At this point, the kid has been without clobazam for three days. Guess who has a seizure and has to go to the hospital. And guess who calls us first thing in the morning and immediately demands:

Parent: “Where is your manager?!”

Apparently, in Entitlement World, all pharmacists are managers. [Pharmacist] has to hear about how we allegedly refused to fill [Kid]’s seizure medication and he ended up in the hospital and she is going to sue us, blah, blah, blah.

[Pharmacist] looks at the kid’s profile and sees the script for clonazepam, but she scrolls down further and sees the old script for clobazam without any refills.

Pharmacist: “Which medicine did you tell the doctor to call in?”

Parent: “The clobazam!”

Pharmacist: “Clobazam and clonazepam sound very similar. Are you sure that’s what you called it?”

Parent: “You should have known which medicine my kid needed because he was already out for three days. You should have just filled the one he needed!”

[Pharmacist] calls the doctor.

Doctor: “[Parent] absolutely called in clonazepam last night, not clobazam. I sent the script for clonazepam.”

[Pharmacist] calls [Parent] back.

Pharmacist: “[Doctor] heard you request clonazepam and sent over the one you asked for.”

Parent: “You should have known which one he’d been out of for three days and needed a refill for! It’s your pharmacy’s fault my son was admitted to the hospital!”

She didn’t blame the doctor for sending in the clonazepam script. She blamed the pharmacy for filling the clonazepam script instead of magically knowing it was supposed to be clobazam.

The whole fiasco was [Parent]’s fault for waiting until the kid was without his seizure medicine for three days and then requesting the wrong medication when she called the doctor.

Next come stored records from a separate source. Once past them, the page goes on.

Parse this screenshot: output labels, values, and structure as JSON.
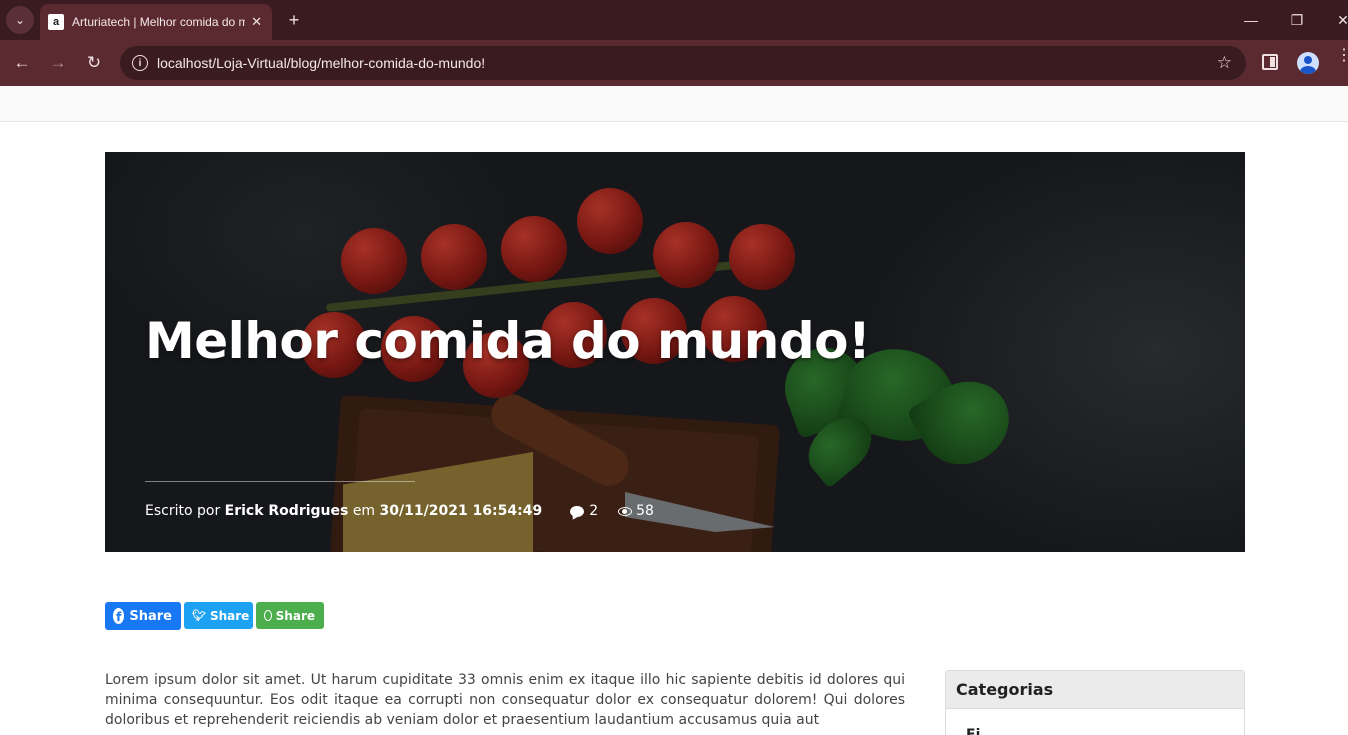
{
  "browser": {
    "tab_title": "Arturiatech | Melhor comida do mundo!",
    "favicon_letter": "a",
    "url": "localhost/Loja-Virtual/blog/melhor-comida-do-mundo!",
    "new_tab_symbol": "+",
    "tab_close_symbol": "✕",
    "minimize_symbol": "—",
    "restore_symbol": "❐",
    "window_close_symbol": "✕",
    "back_symbol": "←",
    "forward_symbol": "→",
    "reload_symbol": "↻",
    "info_symbol": "i",
    "star_symbol": "☆",
    "kebab_symbol": "⋮",
    "tab_menu_symbol": "⌄"
  },
  "post": {
    "title": "Melhor comida do mundo!",
    "written_by_label": "Escrito por",
    "author": "Erick Rodrigues",
    "date_connector": "em",
    "date": "30/11/2021 16:54:49",
    "comments": "2",
    "views": "58"
  },
  "share": {
    "facebook_label": "Share",
    "twitter_label": "Share",
    "whatsapp_label": "Share"
  },
  "article": {
    "body": "Lorem ipsum dolor sit amet. Ut harum cupiditate 33 omnis enim ex itaque illo hic sapiente debitis id dolores qui minima consequuntur. Eos odit itaque ea corrupti non consequatur dolor ex consequatur dolorem! Qui dolores doloribus et reprehenderit reiciendis ab veniam dolor et praesentium laudantium accusamus quia aut"
  },
  "sidebar": {
    "categories_title": "Categorias",
    "first_item": "Fi"
  }
}
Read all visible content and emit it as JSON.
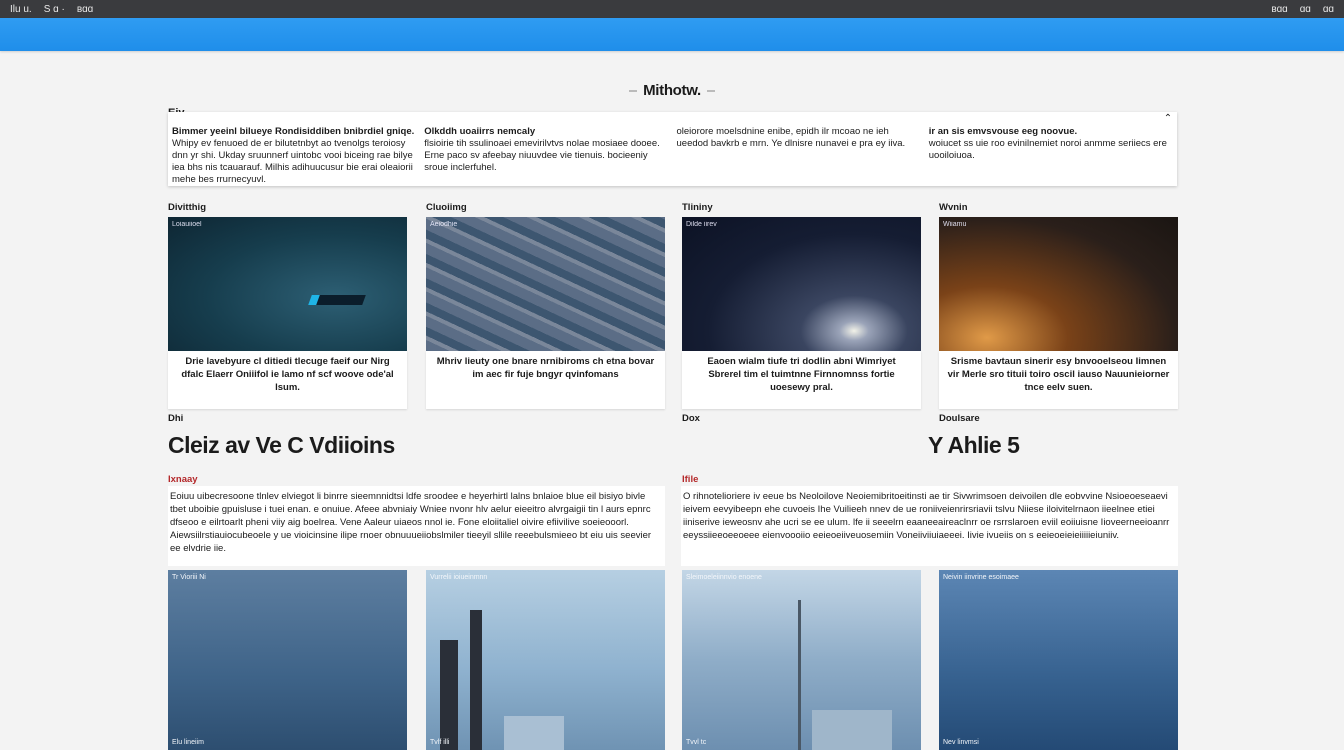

She kept calling and trying to make us apologize for “sending her kid to the hospital”. We told her that we felt sorry that it had happened to her kid, but we didn’t say we were sorry FOR what happened. She kept calling back trying to get an apology, so I think she was trying to get a cashier or new tech to say, “I’m sorry FOR what happened,” so she could sue us.